• [EXCERPTED RECORDS]

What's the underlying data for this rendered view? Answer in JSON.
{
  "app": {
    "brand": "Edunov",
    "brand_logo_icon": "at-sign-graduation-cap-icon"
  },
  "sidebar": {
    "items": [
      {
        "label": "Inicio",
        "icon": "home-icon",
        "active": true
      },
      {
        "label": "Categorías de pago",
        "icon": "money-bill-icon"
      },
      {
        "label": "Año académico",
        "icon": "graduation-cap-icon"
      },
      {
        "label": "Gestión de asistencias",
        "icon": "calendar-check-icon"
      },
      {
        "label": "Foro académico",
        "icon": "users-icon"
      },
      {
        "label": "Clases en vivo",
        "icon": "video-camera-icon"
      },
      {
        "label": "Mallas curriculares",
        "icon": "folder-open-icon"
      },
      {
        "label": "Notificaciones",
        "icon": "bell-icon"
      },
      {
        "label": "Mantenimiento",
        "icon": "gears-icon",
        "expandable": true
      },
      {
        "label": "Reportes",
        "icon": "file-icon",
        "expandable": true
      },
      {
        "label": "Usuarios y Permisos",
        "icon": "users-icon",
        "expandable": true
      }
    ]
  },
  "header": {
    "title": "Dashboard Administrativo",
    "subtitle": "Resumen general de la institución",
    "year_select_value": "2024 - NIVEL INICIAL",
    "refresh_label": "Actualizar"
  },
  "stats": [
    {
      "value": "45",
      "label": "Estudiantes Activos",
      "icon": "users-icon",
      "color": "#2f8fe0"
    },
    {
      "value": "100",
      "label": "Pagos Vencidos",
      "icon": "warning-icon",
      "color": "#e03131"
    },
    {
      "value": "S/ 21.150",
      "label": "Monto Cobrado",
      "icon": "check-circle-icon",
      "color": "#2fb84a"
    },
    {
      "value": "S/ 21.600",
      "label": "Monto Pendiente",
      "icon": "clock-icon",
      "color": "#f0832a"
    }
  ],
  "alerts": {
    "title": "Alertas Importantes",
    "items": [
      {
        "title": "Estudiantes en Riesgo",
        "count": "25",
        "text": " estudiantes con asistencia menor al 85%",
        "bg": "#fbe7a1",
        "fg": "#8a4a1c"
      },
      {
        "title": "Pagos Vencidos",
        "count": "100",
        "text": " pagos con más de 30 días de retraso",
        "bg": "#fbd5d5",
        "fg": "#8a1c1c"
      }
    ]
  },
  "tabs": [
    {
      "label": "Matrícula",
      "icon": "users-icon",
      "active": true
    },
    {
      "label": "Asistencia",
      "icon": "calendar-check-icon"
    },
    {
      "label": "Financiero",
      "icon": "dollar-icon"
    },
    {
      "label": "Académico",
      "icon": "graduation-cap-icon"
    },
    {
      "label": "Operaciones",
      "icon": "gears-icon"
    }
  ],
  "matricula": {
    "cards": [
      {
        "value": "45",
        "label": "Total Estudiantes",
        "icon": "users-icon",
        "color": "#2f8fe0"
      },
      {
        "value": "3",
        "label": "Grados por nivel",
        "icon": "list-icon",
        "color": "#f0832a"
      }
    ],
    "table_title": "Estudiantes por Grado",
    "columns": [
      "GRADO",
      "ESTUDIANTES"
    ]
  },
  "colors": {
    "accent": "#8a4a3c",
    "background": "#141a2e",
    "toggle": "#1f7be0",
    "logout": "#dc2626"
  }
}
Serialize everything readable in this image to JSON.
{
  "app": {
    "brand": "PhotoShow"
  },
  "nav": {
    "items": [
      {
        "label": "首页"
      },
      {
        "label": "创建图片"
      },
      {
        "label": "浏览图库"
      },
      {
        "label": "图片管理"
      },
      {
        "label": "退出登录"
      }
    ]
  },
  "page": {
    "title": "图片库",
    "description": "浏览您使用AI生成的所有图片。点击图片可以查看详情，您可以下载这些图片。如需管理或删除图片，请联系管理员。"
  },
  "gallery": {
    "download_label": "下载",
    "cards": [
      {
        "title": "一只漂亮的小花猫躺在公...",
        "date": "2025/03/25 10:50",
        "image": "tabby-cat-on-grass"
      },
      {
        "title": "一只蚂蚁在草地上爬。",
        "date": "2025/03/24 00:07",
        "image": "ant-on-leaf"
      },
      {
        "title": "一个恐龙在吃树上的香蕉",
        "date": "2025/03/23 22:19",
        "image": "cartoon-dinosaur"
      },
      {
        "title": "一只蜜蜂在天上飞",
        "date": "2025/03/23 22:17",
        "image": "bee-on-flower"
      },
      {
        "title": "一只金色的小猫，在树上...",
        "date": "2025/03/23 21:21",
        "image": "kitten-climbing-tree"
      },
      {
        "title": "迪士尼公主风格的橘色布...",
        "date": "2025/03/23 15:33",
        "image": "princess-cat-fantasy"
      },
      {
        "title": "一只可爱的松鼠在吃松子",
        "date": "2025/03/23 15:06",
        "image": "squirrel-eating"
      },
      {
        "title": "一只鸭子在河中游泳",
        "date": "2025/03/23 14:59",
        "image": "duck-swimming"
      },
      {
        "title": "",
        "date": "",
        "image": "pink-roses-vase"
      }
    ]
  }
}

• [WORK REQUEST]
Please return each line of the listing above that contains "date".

• [YOUR RESPONSE]
        "date": "2025/03/25 10:50",
        "date": "2025/03/24 00:07",
        "date": "2025/03/23 22:19",
        "date": "2025/03/23 22:17",
        "date": "2025/03/23 21:21",
        "date": "2025/03/23 15:33",
        "date": "2025/03/23 15:06",
        "date": "2025/03/23 14:59",
        "date": "",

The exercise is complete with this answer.